The first possibility is that the mechanical devices are flawed or damaged, and there is no one in the city of Tripoli who is capable of repairing it properly or who cares to do a professional job of fixing it. Maybe there IS someone, but he (yes, he only) realizes that the longer he can ineffectively patch the damage, the longer he has a job and can bill the company for services not performed. Probably no one in the administration would notice.
There is the likelihood that the Internet provider bill has not been paid – for a long time. Always, always there is always “bukara” (tomorrow) and the condition “Inshallah” (God willing) to any request for anything here. Will the TV repairman come tonight to make my TV work? Inshallah. I wait for hours, and he never shows. No one is surprised.
Maybe “someone” does not wish the foreign teachers to have access to the outside world through the Internet, and that “someone” is intentionally keeping the service from working. Maybe one of the foreign teachers is thinking to get the hell out of the country and book a ticket to Malta – and never come back. It has happened here more than once; teachers have disappeared without a word to anyone and without a backward glance at the consequences of making the staff even more short-handed.
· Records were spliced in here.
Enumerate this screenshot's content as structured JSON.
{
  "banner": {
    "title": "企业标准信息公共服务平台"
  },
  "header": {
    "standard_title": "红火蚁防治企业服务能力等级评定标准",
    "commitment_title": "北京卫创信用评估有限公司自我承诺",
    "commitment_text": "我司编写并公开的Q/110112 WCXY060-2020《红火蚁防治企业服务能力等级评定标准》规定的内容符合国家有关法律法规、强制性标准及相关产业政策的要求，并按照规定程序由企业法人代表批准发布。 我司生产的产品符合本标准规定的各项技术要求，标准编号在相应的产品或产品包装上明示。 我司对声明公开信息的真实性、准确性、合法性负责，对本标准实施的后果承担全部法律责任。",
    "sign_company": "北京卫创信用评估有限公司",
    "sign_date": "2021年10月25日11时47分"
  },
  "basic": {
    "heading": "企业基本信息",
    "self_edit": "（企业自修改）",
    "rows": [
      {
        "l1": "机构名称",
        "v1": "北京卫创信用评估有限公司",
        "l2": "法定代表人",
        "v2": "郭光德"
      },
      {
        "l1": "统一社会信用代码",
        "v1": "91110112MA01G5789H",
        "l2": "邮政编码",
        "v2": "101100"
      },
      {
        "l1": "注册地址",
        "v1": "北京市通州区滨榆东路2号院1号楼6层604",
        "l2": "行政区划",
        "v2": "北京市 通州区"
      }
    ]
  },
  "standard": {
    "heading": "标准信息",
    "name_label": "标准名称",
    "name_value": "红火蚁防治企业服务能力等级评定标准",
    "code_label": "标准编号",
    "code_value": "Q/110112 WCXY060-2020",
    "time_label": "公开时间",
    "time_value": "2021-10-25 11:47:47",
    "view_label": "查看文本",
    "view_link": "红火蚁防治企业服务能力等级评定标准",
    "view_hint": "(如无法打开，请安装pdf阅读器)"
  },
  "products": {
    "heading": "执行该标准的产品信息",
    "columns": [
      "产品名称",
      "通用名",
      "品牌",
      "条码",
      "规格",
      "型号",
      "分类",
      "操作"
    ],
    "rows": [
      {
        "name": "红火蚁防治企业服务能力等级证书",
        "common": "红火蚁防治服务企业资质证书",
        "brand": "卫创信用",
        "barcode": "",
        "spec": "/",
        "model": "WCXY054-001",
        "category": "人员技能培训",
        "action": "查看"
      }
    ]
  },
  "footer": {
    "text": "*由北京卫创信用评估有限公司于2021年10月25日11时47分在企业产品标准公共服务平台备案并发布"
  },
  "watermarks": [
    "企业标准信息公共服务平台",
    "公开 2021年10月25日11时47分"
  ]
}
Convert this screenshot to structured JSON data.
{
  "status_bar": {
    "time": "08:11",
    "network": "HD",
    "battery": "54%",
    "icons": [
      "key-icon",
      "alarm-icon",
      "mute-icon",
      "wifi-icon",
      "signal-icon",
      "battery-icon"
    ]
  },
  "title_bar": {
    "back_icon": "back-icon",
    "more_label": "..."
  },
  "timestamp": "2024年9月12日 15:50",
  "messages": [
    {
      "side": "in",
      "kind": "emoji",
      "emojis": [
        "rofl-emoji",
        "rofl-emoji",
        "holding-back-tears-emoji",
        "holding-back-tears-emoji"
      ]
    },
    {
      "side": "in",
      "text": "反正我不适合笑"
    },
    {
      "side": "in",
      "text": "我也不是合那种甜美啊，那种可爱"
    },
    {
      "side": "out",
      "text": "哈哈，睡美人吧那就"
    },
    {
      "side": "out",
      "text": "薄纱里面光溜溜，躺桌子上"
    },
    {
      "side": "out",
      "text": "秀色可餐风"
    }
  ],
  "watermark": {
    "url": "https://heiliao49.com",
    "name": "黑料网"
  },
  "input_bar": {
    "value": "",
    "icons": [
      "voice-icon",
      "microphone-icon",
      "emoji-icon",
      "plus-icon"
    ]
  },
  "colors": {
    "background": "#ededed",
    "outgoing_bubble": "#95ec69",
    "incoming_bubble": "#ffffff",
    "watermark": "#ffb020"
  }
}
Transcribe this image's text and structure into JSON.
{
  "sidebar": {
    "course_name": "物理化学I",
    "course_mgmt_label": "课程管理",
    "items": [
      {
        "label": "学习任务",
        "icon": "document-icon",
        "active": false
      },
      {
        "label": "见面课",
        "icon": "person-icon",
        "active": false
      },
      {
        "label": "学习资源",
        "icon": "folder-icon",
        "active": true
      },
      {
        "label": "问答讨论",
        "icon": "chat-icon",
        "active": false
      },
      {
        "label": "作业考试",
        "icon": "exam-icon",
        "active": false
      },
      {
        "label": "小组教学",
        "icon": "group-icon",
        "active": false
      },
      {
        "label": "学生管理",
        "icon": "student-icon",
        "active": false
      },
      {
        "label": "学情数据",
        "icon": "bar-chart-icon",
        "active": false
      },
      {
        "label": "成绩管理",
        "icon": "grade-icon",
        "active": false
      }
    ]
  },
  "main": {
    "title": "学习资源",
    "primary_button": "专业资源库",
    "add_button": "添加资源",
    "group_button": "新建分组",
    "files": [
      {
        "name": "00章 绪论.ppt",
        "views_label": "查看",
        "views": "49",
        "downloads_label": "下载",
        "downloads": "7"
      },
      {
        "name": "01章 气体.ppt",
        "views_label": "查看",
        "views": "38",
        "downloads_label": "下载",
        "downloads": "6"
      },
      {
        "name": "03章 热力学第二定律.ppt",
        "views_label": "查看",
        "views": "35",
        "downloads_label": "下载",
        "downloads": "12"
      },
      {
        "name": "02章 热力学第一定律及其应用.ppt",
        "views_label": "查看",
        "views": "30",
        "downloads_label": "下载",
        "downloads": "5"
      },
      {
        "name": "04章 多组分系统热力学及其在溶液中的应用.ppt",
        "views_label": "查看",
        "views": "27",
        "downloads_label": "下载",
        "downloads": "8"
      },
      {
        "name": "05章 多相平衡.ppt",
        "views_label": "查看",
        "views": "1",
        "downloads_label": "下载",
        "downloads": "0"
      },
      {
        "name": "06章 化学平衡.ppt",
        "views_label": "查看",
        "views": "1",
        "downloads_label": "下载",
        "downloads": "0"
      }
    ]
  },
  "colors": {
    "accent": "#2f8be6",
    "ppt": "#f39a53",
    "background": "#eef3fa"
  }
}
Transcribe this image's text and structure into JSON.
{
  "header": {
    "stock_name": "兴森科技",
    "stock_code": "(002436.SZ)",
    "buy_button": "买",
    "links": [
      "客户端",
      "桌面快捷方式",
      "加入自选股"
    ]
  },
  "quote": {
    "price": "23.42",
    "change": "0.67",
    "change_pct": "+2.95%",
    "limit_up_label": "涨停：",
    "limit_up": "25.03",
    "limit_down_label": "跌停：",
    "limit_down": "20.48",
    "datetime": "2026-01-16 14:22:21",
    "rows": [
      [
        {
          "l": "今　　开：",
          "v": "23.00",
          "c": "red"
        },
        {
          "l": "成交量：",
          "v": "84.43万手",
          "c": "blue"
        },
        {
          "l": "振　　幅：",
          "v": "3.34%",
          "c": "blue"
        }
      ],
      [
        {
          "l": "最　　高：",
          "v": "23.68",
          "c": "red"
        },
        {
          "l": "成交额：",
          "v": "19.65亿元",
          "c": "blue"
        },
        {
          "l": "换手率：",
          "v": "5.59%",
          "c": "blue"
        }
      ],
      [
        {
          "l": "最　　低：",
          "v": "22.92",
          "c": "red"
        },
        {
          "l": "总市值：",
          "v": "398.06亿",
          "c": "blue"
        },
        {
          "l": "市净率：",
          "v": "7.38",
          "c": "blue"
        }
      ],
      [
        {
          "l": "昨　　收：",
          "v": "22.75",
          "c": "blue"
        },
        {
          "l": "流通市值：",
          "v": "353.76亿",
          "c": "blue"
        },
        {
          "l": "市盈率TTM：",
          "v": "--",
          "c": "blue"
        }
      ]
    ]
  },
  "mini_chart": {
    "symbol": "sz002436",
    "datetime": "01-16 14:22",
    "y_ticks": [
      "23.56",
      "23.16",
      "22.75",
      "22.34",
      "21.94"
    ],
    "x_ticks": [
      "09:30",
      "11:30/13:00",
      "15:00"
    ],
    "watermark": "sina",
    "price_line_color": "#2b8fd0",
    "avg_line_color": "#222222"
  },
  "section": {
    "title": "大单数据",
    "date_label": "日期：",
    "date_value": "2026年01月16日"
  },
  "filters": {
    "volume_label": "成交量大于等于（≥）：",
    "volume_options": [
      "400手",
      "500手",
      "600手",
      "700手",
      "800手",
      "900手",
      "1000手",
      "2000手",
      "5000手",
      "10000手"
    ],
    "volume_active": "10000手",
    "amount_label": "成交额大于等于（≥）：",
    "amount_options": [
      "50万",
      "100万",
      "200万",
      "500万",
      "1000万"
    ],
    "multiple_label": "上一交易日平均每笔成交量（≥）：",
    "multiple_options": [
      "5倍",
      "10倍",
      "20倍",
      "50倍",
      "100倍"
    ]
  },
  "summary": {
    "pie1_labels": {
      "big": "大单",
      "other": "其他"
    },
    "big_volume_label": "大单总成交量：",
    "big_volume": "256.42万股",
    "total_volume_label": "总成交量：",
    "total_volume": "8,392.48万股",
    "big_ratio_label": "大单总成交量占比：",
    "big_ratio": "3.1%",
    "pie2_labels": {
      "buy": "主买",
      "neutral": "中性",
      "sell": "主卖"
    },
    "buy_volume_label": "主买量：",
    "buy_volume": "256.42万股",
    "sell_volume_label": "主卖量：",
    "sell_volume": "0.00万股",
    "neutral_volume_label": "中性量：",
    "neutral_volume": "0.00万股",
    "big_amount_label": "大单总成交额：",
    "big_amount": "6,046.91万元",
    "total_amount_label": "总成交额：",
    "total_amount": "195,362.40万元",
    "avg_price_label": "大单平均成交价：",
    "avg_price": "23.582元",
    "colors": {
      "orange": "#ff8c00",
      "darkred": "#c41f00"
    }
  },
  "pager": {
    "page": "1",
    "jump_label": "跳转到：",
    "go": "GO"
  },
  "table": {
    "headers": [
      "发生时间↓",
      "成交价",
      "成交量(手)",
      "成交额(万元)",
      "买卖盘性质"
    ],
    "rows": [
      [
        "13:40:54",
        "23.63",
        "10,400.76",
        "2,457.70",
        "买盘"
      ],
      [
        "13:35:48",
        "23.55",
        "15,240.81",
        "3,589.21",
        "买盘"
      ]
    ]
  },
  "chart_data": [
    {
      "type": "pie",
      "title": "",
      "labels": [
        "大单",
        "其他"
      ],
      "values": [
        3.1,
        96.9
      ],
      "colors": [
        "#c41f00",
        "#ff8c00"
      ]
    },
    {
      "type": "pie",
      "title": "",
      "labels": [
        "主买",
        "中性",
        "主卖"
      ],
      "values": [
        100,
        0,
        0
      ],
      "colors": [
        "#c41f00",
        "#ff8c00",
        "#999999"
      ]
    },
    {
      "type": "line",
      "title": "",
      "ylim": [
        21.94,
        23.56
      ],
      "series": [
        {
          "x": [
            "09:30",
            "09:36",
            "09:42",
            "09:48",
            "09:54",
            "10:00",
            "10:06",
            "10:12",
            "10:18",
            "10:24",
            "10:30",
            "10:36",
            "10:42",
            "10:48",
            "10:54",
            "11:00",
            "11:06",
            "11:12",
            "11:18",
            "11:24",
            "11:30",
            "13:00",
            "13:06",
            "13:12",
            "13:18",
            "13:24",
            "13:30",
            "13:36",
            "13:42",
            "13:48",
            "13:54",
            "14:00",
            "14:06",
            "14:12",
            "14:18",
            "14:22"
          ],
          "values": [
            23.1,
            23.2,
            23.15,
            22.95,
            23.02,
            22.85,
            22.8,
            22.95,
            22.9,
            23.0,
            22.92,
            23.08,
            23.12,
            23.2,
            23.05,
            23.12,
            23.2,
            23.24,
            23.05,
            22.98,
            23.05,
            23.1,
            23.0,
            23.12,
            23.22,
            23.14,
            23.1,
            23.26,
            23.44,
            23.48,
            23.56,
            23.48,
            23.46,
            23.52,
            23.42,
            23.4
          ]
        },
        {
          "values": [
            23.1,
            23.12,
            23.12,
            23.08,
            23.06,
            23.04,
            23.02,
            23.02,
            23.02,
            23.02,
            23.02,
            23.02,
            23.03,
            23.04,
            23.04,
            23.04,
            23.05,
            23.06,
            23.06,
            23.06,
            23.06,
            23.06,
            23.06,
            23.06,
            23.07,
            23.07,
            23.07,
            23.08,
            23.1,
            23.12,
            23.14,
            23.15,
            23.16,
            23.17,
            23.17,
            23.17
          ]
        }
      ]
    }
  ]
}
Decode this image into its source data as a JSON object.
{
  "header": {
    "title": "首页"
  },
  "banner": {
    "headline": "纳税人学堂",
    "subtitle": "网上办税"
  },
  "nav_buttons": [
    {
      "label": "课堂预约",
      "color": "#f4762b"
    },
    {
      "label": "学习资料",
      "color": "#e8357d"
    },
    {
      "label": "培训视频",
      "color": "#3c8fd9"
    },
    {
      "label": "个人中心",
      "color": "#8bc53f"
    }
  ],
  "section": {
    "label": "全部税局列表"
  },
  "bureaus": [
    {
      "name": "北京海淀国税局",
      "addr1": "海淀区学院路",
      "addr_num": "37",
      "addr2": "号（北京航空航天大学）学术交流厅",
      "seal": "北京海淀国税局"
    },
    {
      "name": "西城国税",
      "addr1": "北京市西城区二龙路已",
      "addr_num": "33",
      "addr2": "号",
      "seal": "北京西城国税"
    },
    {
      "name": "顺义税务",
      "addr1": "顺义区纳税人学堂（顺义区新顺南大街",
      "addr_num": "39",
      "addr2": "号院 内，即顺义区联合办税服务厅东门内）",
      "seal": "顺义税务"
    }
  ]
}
I can understand that seemingly selfish impulse. If not for those few motivated students among the mass of mostly undisciplined, disrespectful, and lazy children who go to this school, I would have left the first day. If not for the possibility that there are two or three of those students who will make a crucial difference in the future of this country, I would quit this vale-of-trash-strewn roadsides and perplexing inefficiencies.